“Do you know why I pulled you over, miss?” he asked briskly.

“No, sir,” I answered respectfully.

“Do you want to know?”

“Sure,” I replied.

“You were driving in the left hand lane, which is illegal, but when you hit your brakes like that,” he raised his voice at the last part, and failed to complete his sentence.

I said, “I was in the left hand lane in order to pass.”

He replied, “You were passing way back.” This was actually not the case, and Madonna told me later that she remembered that I could not get over into the right hand lane.
I began to say something else, but out of respect, I kept my mouth closed.

In anticipation, he pointed at me and said, “That’s right. You better just stop talking!” I thought that strange as I did not say anything.

He took my license and registration, and was gone for a couple of minutes. I thought he would momentarily return with my ticket, but I was wrong.

“Mrs. Keaster, please step out of the vehicle,” I heard from behind.

At this point, I was frightened. I was a woman, pulled over by an angry policeman at night on a dark highway. I had complied with everything, and could not see a reason for me to get out of my car. But out of respect, I did what he asked. I was unprepared for what he said next.

“Have you ever been to jail, Mrs. Keaster?” he huffed.

“No, sir,” I replied, a warning buzzing in my head.

“Do you want to go to jail?”

I thought that was a ridiculous question, but out of respect, I answered it. “No.”
“Do you know what a bullet is capable of?” he asked.

At this point, I became truly frightened. Rape had already crossed my mind more than once. I was truly afraid that this man made crazy by irrational and misplaced anger would indeed take me to jail for driving safely (even though he was the one to make the traffic violation). But now, I began to wonder if he would try to harm me. He certainly seemed angry enough to do it.

I couldn’t answer.

“You car is like an 1100 pound bullet. Do you know how much a bullet weighs?” he asked.

“No,” I answered again.

“Do you want to see one?” he asked, gesturing to his firearm.

I felt threatened at this point, frightened beyond any fear I had ever felt for myself.

“No,” I answered. “Why are we having this conversation?” I thought my question was reasonable. I had never encountered a policeman that behaved anything like this before.

“Because I am trying to decide whether to take you to jail or not,” he answered.
I couldn’t imagine what reason he would have to produce to do so, but I believed he would do it. He was very angry.

“Can you please just write my ticket, let me get in my car, call my husband and go home?” I asked.

He actually stomped. “Fine. Get back in the car,” he answered.

I was so relieved, I couldn’t even begin to feel angry yet.

I got back in the car, and cried to Madonna, “He’s threatening to take me to jail. Call Brandon.”

She couldn’t figure out how to use my phone, so I tried, but I was shaking so severely that it was physically impossible to dial. She called him on her phone, and relayed what was going on. I spoke to him briefly.

The officer came back to my window, and went through protocol. He explained the ticket, citing me for driving in the left hand lane and careless operation of the vehicle.
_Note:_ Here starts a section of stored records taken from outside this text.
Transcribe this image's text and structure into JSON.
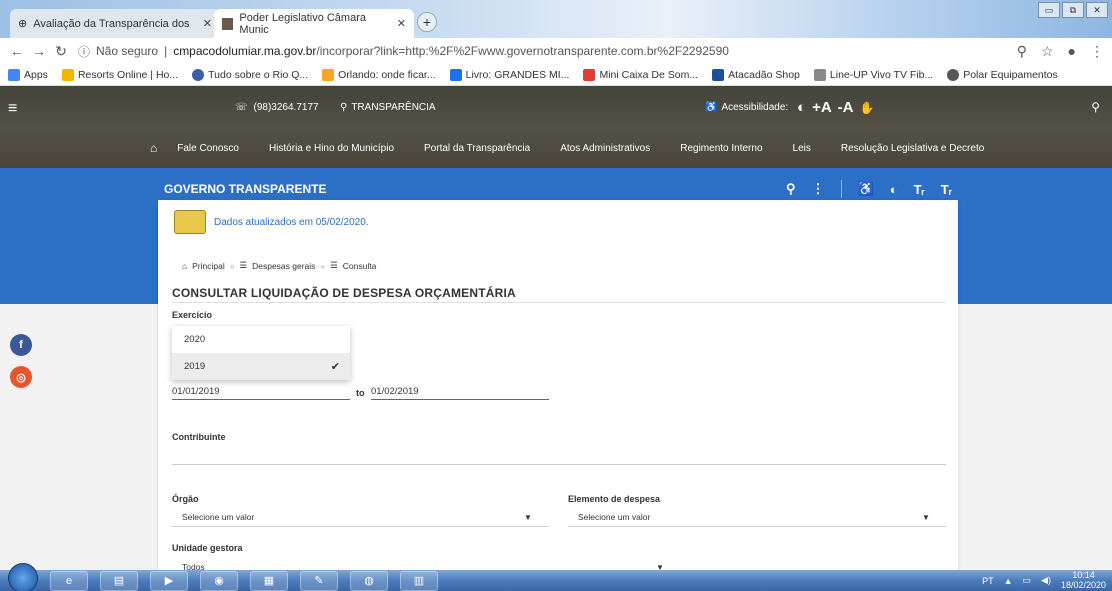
{
  "browser": {
    "tabs": [
      {
        "label": "Avaliação da Transparência dos"
      },
      {
        "label": "Poder Legislativo Câmara Munic"
      }
    ],
    "new_tab": "+",
    "security": "Não seguro",
    "url_domain": "cmpacodolumiar.ma.gov.br",
    "url_path": "/incorporar?link=http:%2F%2Fwww.governotransparente.com.br%2F2292590",
    "bookmarks": [
      {
        "label": "Apps",
        "color": "#4285f4"
      },
      {
        "label": "Resorts Online | Ho...",
        "color": "#f4b400"
      },
      {
        "label": "Tudo sobre o Rio Q...",
        "color": "#3a5fa8"
      },
      {
        "label": "Orlando: onde ficar...",
        "color": "#f5a623"
      },
      {
        "label": "Livro: GRANDES MI...",
        "color": "#1a73e8"
      },
      {
        "label": "Mini Caixa De Som...",
        "color": "#e03c31"
      },
      {
        "label": "Atacadão Shop",
        "color": "#1f4e9b"
      },
      {
        "label": "Line-UP Vivo TV Fib...",
        "color": "#888888"
      },
      {
        "label": "Polar Equipamentos",
        "color": "#555555"
      }
    ]
  },
  "site": {
    "phone": "(98)3264.7177",
    "transparencia": "TRANSPARÊNCIA",
    "acessibilidade": "Acessibilidade:",
    "font_plus": "+A",
    "font_minus": "-A",
    "menu": [
      "Fale Conosco",
      "História e Hino do Município",
      "Portal da Transparência",
      "Atos Administrativos",
      "Regimento Interno",
      "Leis",
      "Resolução Legislativa e Decreto"
    ]
  },
  "gt": {
    "title": "GOVERNO TRANSPARENTE"
  },
  "card": {
    "updated": "Dados atualizados em 05/02/2020.",
    "breadcrumb": [
      "Principal",
      "Despesas gerais",
      "Consulta"
    ],
    "title": "CONSULTAR LIQUIDAÇÃO DE DESPESA ORÇAMENTÁRIA",
    "exercicio_label": "Exercício",
    "exercicio_options": [
      "2020",
      "2019"
    ],
    "exercicio_selected": "2019",
    "date_from": "01/01/2019",
    "date_to_label": "to",
    "date_to": "01/02/2019",
    "contribuinte_label": "Contribuinte",
    "orgao_label": "Órgão",
    "orgao_value": "Selecione um valor",
    "elemento_label": "Elemento de despesa",
    "elemento_value": "Selecione um valor",
    "unidade_label": "Unidade gestora",
    "unidade_value": "Todos"
  },
  "taskbar": {
    "lang": "PT",
    "time": "10:14",
    "date": "18/02/2020"
  },
  "colors": {
    "brand_blue": "#2b6fc6",
    "facebook": "#3b5998",
    "instagram": "#e8552d"
  }
}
He showed me my court date, the phone number to call if I had questions and asked me to sign.

Then, he said, “If you had just listened back there, I wouldn’t have written the ticket.”

I felt angry then. Why was I called to back of the vehicle if I wasn’t going to be written a ticket? Why did he intentionally frighten me with jail threats if he hadn’t even truly intended to write a ticket? Was it to get a better look at my body? Was it to just have a little fun with a scared woman late at night? Was it because he had a bad day and was taking it out on me? I felt that I had been bullied because of my sex, and I lost my respect for him with that statement.

I said to him, “Well, you were scaring me.”

“I scared you, huh?” he asked with an amused smirk, apparently very satisfied with himself.

“And I think you did it on purpose,” I finished.

At that point, he handed me my ticket, and walked back to his vehicle. I rolled up my window, got back on the road, and cried all the way home.